-- Opening Marker --

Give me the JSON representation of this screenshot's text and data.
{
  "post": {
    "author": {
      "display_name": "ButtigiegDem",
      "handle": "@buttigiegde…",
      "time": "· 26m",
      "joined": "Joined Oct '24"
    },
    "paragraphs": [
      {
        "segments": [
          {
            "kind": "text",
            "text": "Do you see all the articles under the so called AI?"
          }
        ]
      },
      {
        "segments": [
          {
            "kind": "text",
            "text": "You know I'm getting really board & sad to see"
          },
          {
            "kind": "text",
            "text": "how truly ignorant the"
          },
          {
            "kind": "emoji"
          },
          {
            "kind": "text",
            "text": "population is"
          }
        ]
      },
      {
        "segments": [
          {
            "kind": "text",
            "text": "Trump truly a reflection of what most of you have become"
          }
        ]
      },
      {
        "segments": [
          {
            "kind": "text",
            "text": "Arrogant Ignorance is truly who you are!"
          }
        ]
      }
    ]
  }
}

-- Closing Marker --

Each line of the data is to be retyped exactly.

*RESULT BELOW*
Give me the JSON representation of this screenshot's text and data.
{
  "post": {
    "author": {
      "display_name": "ButtigiegDem",
      "handle": "@buttigiegde…",
      "time": "· 26m",
      "joined": "Joined Oct '24"
    },
    "paragraphs": [
      {
        "segments": [
          {
            "kind": "text",
            "text": "Do you see all the articles under the so called AI?"
          }
        ]
      },
      {
        "segments": [
          {
            "kind": "text",
            "text": "You know I'm getting really board & sad to see"
          },
          {
            "kind": "text",
            "text": "how truly ignorant the"
          },
          {
            "kind": "emoji"
          },
          {
            "kind": "text",
            "text": "population is"
          }
        ]
      },
      {
        "segments": [
          {
            "kind": "text",
            "text": "Trump truly a reflection of what most of you have become"
          }
        ]
      },
      {
        "segments": [
          {
            "kind": "text",
            "text": "Arrogant Ignorance is truly who you are!"
          }
        ]
      }
    ]
  }
}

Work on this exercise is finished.